Young adult novels have a bad rap. For every Ender’s Game, there is a Twilight. For every Harry Potter there are more Twilight books. I personally don’t read YA. When I was the target age for young adult novels, I was busy being pretentious and reading Hemingway. Now that I study the publishing field, I am surrounded by YA—from meeting people my age who eat it up to reading statistics that say YA book sales are on the rise.
A few months back I interviewed local Portland author Kerry Cohen. Kerry writes memoir, is working on a novel, and has also written a handful of YA books. She told me in her interview that she wished more good writers wrote YA. A lot of people think they can write YA because the language is simpler than adult novels. People think that because they were teens once they can write about/for them. This reminds me of people who think that just because they have kids they can write children’s books. It simply doesn’t work that way. So I started thinking about YA, and then I interviewed the author Lidia Yuknavitch. She commended Kerry for her work in YA, but she lamented that too many other YA books written for girls focus on the end result of the girl finding a boyfriend (think Twilight). That’s it. That’s the point of the book.
After having talked to these two writers whom I greatly admire, I started thinking more about the challenges of writing in this genre and what I think I could add to the genre if I were to write my own story. One of the key elements that has to be remembered when writing YA is pacing. If you’re writing for a teen, your plot needs to move fast. Whereas in my character-focused, often interior writing plot can develop slowly (often less action happens as opposed to realizations), YA tends to be plot-focused. One YA aficionado and editor told me that something has to happen in every chapter. That seems like a simple rule, but it’s important to note.
Also in YA comes the realization that certain topics can’t be explored as in-depth as in adult novels, i.e. sex and violence. These subjects exist in most YA books because they exist in real life. But they are watered down to a “suitable” (censored) level for younger audiences. Perhaps my biggest beef with this is that sex is so much more heavily censored in YA than violence (really sex is censored more than violence anywhere in American culture). An author honestly depicts sex in a book for teenagers and it gets put on the banned books list, and yet one of the most popular books in the YA genre right now, The Hunger Games, is an entire series revolving around teenagers fighting to the death. Something seems a bit off there, but that is the sad nature of American’s misplaced values weighing on the creation of art (and that’s really a post for another time).

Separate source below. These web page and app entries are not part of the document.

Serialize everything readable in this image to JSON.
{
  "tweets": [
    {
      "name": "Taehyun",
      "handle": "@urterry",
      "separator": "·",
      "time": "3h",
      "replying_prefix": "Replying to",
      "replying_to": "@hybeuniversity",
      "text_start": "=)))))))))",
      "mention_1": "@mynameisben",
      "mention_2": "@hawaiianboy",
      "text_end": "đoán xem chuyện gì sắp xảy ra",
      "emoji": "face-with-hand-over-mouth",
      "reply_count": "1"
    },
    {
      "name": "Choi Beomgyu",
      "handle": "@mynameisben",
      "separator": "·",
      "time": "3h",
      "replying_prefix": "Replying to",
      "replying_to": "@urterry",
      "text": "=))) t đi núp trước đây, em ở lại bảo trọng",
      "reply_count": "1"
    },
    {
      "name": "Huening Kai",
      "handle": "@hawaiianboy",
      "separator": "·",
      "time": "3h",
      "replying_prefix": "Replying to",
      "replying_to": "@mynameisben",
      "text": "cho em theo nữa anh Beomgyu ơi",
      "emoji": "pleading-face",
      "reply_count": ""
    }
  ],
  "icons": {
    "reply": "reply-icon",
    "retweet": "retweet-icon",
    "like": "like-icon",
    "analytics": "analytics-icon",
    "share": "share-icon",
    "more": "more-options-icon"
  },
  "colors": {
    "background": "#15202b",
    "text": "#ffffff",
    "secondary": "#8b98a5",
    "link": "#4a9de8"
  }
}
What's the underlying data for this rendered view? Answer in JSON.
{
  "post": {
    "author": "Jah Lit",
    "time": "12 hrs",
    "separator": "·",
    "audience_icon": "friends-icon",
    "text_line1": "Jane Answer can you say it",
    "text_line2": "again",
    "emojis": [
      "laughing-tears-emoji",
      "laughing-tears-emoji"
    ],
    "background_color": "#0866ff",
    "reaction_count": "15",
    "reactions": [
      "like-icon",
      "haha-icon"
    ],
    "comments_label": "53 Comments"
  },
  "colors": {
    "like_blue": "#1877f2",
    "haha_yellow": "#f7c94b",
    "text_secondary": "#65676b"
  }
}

For me, writing YA means writing a book and a protagonist that I don’t think enough young girls get to experience. My book is YA noir and my protagonist is a sixteen-year-old lesbian. The noir genre is characteristically male-dominated, both in who writes it and who stars in it. I want to shift that norm. Also while shifting norms, I want to present readers with a gay character whose sexuality isn’t the focus of the story. There is no “coming out” moment—she just is. More and more gay characters are appearing in YA books, and I think it’s important that this keeps happening.
I look forward to working on a project that is so outside my comfort zone. If anything, I think I’ll have a lot of fun unraveling this plot. What I hope for the most is that I can create a story and characters that my thirteen-year-old niece will appreciate. There is so much swirling around in a teenager’s life, so much to distract them, that sometimes I think the best thing a YA writer could hope for would be to hold their attention, give them something they can relate to, and speak to them on their level without doing so in a patronizing way.